"The decline in the pound is like a fever," according to former Treasury Secretary Larry Summers.
"It's a sign of some serious problems that are associated with the Brexit strategy," he told CNBC on Monday evening.
The famed American economist's comments follow a torrid start to the month for the British currency with sterling now down around 5 percent against the U.S. dollar so far in October and hovering at lows unseen since the mid-1980s.
The current level of around $1.23 per British pound is off the lows of around $1.14 seen last Friday when the currency plummeted under circumstances still under investigation by the Bank of England but widely suspected to be linked to algorithmic trading patterns.
Summers is not alone in positing that the worst may not be over as Britain inches towards the March 2017 deadline Prime Minister Theresa May has set for triggering "Article 50" and thereby the official start of the U.K.'s withdrawal from the European Union.

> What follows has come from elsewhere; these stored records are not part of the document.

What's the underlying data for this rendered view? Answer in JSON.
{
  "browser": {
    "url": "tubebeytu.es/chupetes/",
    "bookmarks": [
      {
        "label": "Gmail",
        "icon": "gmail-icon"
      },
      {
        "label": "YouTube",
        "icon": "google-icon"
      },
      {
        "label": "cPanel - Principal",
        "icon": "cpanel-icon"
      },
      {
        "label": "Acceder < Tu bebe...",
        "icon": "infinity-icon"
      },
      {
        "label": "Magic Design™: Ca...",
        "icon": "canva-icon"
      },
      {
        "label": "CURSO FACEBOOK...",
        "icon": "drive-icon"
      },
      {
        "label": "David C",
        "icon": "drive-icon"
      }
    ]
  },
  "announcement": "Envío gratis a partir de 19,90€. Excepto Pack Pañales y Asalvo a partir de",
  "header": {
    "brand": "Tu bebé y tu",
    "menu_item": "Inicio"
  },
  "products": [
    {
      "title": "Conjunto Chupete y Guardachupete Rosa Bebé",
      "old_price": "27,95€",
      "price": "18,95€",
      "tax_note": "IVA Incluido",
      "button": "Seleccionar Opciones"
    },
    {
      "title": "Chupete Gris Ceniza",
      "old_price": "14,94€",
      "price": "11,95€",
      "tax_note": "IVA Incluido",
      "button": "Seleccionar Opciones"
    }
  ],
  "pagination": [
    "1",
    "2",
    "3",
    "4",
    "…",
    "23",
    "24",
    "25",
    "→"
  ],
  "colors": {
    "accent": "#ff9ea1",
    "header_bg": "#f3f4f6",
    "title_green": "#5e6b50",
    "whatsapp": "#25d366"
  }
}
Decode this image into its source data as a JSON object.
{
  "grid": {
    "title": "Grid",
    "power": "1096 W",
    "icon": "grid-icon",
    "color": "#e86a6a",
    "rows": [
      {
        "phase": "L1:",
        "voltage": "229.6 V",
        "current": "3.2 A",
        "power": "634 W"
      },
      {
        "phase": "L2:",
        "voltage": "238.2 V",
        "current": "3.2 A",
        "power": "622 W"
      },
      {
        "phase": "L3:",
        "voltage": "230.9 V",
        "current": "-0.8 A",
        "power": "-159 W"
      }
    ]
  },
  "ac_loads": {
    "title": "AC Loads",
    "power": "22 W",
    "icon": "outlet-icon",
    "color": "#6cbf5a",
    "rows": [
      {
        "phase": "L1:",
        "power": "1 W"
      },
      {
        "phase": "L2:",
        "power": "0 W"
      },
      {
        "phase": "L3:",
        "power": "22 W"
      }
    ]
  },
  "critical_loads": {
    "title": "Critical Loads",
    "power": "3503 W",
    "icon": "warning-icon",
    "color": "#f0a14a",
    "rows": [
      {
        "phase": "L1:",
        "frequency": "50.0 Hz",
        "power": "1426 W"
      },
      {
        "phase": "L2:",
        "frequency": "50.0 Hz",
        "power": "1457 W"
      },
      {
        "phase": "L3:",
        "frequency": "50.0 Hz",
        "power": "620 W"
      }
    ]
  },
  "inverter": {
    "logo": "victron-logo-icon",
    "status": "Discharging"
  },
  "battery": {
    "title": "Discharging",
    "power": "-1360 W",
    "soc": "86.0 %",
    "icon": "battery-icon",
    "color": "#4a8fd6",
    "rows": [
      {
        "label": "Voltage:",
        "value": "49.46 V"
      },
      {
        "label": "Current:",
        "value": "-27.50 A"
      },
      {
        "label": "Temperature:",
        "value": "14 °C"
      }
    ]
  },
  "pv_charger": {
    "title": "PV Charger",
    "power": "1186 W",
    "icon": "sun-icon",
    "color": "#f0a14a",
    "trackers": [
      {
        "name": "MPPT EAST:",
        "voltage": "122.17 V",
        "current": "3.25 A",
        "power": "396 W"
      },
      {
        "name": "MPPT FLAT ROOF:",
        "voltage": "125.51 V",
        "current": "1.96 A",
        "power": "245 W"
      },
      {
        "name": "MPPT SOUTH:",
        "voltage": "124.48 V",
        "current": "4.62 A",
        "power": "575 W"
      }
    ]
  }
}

Julian Howard, investment director at asset manager GAM, told CNBC Tuesday he expected sterling to trade in the $1.20 - $1.25 range for the next few weeks.
Looking further out, investment bank UBS is calling for sterling to finish 2017 at $1.20 while HSBC's David Bloom sees a more brutal path ahead, with an end-2017 forecast of $1.10.
The path by which Brexit unfolds is being keenly watched by currency traders with the view that a "hard" exit from the bloc could cause further pain for sterling bulls. Yet also in focus is the path of interest rates with the Bank of England cutting as recently as August while the U.S. Federal Reserve gears up for a potential near-term rate hike, possibly as soon as December. A further divergence in rates would likely exacerbate the pressure on sterling versus its U.S. counterpart.
But despite concerns that a rapid depreciation may help to stoke inflation without growth in the U.K. and create a yet more challenging economic backdrop, it's not all bad news.
Summers also sought to highlight the winners in sterling's demise, saying "the pound will do a useful thing by stimulating British exports and encouraging some substitution from foreign producers to British producers in terms of imports."